By Kristin Micheletti, Account Executive, Spring 2019
Growing up in a small, mountain town in California meant learning to appreciate the environment while having endless adventures at my fingertips. My world was diverse in nature, but limited in diversity of people. What I understood of the world and its many cultures came through my increasingly media-saturated life. My content but partial bubble was bursted on my first trip to Peru, and it opened a complicated yet intriguing Pandora’s box.
When I first travelled to Peru, I found myself with very restricted perceptions of what or who I might encounter. My expectations were built solely upon a narrow bedrock of history textbook facts. Unlike some European cultures I had been exposed to through the media, I knew little about modern Peru.
Traveling around the capital, Lima, I found that a media representation of culture existed, and was in fact thriving, but it was a one-sided dialogue. Billboards flooded the freeways with smiling faces of celebrities selling the next American product. I was on a different continent, yet I was being told to go eat at McDonalds. Similarly, the advertising used models that represented the desired American stereotype of beauty. Peruvians were being a sold a picture of American culture that was like my perception of Peru: narrowing.
In contrast, I have never seen a Peruvian commercial telling me where to eat or what to purchase. The problem of this media underrepresentation is a sharing of culture that flows in one direction- north to south. This allows stereotypes, based on facts and ignorance alike, to flourish. Peruvians are told a single American story whose narrative preaches the ideals of consumer culture. Similarly, a majority of Americans know little more than the Incan history of Peru. All types of media have the potential for different cultures to join in a positive aspect of globalization. Media platforms should be used as an opportunity to learn, but with a careful awareness of what message is being delivered.

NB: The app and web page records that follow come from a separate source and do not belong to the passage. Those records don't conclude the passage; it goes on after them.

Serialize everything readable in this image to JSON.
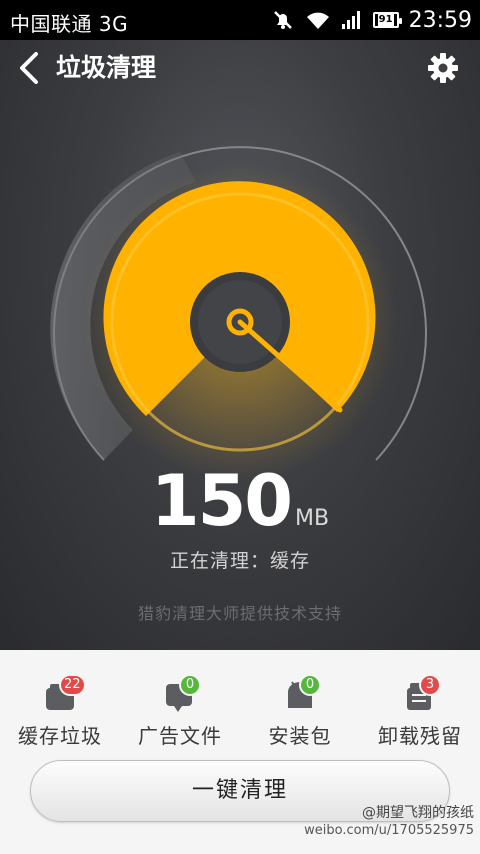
{
  "status_bar": {
    "carrier": "中国联通 3G",
    "battery": "91",
    "time": "23:59",
    "icons": [
      "mute-icon",
      "wifi-icon",
      "signal-icon",
      "battery-icon"
    ]
  },
  "header": {
    "title": "垃圾清理",
    "back_icon": "chevron-left-icon",
    "settings_icon": "gear-icon"
  },
  "gauge": {
    "size_value": "150",
    "size_unit": "MB",
    "status": "正在清理：缓存",
    "powered_by": "猎豹清理大师提供技术支持",
    "colors": {
      "accent": "#FFB300",
      "accent_light": "#FFC93C",
      "ring": "#8a8b8f",
      "hub": "#3a3b3f"
    }
  },
  "categories": [
    {
      "label": "缓存垃圾",
      "count": "22",
      "badge_color": "red",
      "icon": "cache-icon"
    },
    {
      "label": "广告文件",
      "count": "0",
      "badge_color": "green",
      "icon": "ad-file-icon"
    },
    {
      "label": "安装包",
      "count": "0",
      "badge_color": "green",
      "icon": "apk-icon"
    },
    {
      "label": "卸载残留",
      "count": "3",
      "badge_color": "red",
      "icon": "uninstall-residue-icon"
    }
  ],
  "action": {
    "clean_label": "一键清理"
  },
  "watermark": {
    "handle": "@期望飞翔的孩纸",
    "url": "weibo.com/u/1705525975"
  }
}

As frequent consumers of media, we have the power to choose what we intake and how we interpret these messages. This global age of media offers a chance to embrace other cultures, especially when traveling somewhere might be physically impossible. Inclusive and equal marketing and media representation offers the opportunity to understand other cultures, which ultimately creates the chance for the development of empathy across national boundaries.